Female tourists visiting India continue to face high risks of sexual violence despite advice from foreign governments to take extra care and attempts by the Indian government to introduce measures to curb the culture of violence against women.
According to India’s National Crime Records Bureau (NCRB), an average of 92 women are raped in India every day with the number of reported rapes doubling in New Delhi between 2012 and 2013. In 2016, the NCRB revealed that at least 34,651 cases of rape were reported in India in 2015, or one every 21 minutes.
India’s problem with sexual abuse and harassment garnered worldwide attention in late 2012 when a 23-year-old Indian student was gang-raped and murdered.
Jyoti Singh was travelling home from the cinema with a friend when she was attacked by six men on a bus. She died from her injuries 13 days later while undergoing emergency treatment in Singapore.
The case, which sparked international interest, led to demonstrations across India calling for stronger measures to end sexual violence towards women.
In early 2014 a Polish woman living in India was abducted and sexually assaulted in New Delhi. She was with her two-year-old daughter at the time. In November 2014, a Japanese woman was raped after she was reportedly trapped by a group of tour guides.

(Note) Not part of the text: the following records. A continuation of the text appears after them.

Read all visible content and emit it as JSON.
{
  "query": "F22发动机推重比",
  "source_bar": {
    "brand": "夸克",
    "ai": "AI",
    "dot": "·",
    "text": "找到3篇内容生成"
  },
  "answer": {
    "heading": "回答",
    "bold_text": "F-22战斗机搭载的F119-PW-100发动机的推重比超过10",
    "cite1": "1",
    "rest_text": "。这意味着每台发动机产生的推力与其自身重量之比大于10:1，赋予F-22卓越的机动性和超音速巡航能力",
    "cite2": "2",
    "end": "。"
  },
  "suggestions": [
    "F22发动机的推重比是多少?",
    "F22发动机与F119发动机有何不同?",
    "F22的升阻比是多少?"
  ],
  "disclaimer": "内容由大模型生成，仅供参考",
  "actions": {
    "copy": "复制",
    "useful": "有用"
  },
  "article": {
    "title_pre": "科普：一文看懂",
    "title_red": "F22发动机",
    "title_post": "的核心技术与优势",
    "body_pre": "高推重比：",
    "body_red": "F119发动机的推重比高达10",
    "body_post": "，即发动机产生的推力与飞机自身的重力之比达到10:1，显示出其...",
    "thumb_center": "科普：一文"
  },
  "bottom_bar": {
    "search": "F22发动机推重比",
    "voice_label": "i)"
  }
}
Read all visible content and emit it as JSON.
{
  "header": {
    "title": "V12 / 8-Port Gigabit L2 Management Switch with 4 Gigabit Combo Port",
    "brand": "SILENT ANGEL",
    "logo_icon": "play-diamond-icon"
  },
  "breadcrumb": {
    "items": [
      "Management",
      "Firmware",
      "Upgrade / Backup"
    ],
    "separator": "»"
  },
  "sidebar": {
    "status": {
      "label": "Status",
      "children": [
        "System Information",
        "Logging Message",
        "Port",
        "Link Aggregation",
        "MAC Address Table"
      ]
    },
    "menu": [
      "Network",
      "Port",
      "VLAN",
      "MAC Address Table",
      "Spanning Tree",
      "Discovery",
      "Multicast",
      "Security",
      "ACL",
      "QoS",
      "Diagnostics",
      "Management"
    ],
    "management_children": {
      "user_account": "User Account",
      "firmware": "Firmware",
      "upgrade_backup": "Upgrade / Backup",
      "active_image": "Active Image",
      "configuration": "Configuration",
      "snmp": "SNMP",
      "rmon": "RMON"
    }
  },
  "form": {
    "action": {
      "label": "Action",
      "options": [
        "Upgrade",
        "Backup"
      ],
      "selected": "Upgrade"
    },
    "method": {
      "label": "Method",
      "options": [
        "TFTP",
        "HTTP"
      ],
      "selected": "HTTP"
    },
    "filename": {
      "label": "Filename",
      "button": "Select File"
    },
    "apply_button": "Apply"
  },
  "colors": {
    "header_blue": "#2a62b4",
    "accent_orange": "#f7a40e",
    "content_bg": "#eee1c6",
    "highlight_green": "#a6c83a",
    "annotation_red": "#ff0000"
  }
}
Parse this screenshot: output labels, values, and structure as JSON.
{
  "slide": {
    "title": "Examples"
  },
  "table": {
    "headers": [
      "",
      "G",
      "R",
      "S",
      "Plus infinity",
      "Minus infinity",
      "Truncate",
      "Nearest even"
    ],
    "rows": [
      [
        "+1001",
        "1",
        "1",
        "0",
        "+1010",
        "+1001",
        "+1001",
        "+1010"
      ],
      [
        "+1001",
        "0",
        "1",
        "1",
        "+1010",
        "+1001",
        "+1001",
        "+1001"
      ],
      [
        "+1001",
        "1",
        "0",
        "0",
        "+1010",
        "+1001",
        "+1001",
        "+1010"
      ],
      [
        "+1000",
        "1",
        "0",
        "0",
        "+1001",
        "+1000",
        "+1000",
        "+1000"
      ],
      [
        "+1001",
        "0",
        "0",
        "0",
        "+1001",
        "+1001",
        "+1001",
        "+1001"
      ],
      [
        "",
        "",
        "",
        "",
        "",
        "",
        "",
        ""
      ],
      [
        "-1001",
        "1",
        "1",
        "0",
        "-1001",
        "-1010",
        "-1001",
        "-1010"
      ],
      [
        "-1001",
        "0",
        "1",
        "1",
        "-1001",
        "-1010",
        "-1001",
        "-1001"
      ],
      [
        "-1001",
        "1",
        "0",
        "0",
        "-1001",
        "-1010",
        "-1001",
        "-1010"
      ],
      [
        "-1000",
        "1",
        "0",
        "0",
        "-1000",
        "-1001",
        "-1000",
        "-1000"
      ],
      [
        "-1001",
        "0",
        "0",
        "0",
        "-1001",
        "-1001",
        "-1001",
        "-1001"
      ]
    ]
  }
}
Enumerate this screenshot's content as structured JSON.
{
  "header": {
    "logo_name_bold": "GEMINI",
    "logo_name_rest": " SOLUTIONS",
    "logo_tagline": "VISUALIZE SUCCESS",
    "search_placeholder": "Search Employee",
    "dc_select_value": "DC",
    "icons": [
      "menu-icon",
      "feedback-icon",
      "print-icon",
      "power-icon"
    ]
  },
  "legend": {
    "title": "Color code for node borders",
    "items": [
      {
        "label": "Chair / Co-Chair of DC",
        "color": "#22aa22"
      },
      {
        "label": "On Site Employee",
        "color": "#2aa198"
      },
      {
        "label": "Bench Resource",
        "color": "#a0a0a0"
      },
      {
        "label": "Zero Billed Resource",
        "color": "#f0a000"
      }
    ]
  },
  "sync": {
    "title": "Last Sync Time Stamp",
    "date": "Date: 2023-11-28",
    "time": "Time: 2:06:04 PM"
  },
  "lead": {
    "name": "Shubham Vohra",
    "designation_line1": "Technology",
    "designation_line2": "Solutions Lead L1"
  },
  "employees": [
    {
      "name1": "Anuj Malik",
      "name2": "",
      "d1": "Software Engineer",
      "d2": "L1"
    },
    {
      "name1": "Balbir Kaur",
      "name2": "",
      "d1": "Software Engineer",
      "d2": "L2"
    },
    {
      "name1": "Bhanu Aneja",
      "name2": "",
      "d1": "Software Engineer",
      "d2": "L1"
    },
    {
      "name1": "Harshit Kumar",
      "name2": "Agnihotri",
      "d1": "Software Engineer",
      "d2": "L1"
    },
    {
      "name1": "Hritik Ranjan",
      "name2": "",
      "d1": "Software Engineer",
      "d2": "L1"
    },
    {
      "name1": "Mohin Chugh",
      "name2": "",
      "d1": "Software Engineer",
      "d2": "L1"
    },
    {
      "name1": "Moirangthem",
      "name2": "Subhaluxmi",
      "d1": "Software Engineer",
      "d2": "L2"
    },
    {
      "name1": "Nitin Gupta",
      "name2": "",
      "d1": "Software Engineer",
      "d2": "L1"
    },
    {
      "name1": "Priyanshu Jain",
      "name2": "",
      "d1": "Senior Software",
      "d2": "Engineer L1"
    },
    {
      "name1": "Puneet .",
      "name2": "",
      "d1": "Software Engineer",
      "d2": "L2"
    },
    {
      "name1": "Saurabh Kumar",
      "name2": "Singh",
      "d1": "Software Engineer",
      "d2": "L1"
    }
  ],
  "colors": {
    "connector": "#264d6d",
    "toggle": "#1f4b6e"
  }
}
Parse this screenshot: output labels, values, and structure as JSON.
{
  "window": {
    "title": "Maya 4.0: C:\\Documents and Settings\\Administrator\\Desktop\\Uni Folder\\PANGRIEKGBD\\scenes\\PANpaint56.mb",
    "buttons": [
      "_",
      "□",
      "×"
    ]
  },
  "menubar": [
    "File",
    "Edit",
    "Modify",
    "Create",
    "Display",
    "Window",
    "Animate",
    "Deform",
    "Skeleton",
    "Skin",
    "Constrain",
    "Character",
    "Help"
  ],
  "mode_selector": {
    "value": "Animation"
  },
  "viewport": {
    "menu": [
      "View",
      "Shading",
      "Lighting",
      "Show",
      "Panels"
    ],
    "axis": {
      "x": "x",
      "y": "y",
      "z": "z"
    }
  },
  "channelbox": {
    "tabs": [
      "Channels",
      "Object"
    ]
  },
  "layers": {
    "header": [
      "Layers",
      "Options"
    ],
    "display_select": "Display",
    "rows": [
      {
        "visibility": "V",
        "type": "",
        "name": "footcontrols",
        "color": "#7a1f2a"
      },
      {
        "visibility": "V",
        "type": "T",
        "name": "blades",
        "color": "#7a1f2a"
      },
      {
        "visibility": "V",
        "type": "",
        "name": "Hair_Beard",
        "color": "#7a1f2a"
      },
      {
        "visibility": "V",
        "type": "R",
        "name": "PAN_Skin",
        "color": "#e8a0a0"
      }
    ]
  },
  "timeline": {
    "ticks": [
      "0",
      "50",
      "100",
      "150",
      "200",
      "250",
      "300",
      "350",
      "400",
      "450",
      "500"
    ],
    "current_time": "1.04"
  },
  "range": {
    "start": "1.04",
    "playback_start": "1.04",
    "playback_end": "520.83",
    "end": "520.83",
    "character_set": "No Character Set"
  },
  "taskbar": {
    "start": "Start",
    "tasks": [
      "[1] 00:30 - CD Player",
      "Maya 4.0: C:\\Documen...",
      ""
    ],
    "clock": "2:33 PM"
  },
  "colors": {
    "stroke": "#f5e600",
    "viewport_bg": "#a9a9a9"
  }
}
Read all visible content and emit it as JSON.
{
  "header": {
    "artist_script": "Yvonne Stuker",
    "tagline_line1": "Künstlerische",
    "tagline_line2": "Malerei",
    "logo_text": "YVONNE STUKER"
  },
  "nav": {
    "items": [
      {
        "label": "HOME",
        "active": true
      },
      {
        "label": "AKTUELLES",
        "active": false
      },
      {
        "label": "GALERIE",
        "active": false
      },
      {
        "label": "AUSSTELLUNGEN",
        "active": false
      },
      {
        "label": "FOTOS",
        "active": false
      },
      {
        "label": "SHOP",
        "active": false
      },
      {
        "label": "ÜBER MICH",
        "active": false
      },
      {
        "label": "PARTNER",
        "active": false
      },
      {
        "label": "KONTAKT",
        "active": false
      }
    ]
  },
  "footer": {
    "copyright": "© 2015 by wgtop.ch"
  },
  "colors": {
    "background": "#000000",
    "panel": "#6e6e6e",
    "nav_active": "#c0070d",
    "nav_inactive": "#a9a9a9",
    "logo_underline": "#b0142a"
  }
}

In September 2015, a Californian woman who was visiting Dharamsala, the home of the Dalai Lama, reported to police she had been raped by two men. Earlier that month, three men accused of raping a 19-year-old Japanese tourist in Jaipur in the western state of Rajasthan were sentenced to 20 years in prison.
In August 2016, India’s tourism minister Mahesh Sharma advised foreign women to avoid wearing skirts or walking alone at night in small towns and cities. India also recently introduced a welcome kit for foreign visitors which includes safety advice for women.
Officials admit that many rape cases never get to court in India where there is intense social pressure against families reporting sexual assaults and where women are often blamed for the attacks because of the way they dress and behave. And when women do report rapes, police often refuse to file charges and pressure the victims to reach a compromise with their attackers.
In its own safety and security advice for women, the Department of Foreign Affairs recommends that women “exercise caution” when travelling in India and that recent sexual attacks “show that foreign women are at risk”.
In a section entitled "women travellers" in the India travel advice section, the department warns that women have been the victims of sexual assault in Agra, Goa, Delhi, Bangalore, Madhya Pradesh, Kolkata and Rajasthan. It says women often receive unwanted attention in the form of verbal and physical harassment and adds that cultural norms towards women in India are very different to Ireland.
“Women should consider travelling in a group in India,” writes the department. “If you are a woman travelling in India you should respect local dress codes and customs and avoid isolated areas, including beaches, when alone at any time of day. Women should be cautious about sharing information such as their room number or address with people who they do not know very well.”
The site also recommends women use the “women’s only carriage” when travelling on the metro . Women-only carriages were introduced on the New Delhi metro in 2010 for female passengers worried about safety.
Foreign travel advice on the UK Government’s foreign office website also recommends “extreme caution when travelling in India” and warns that reported cases of sexual assault against women and young girls are increasing.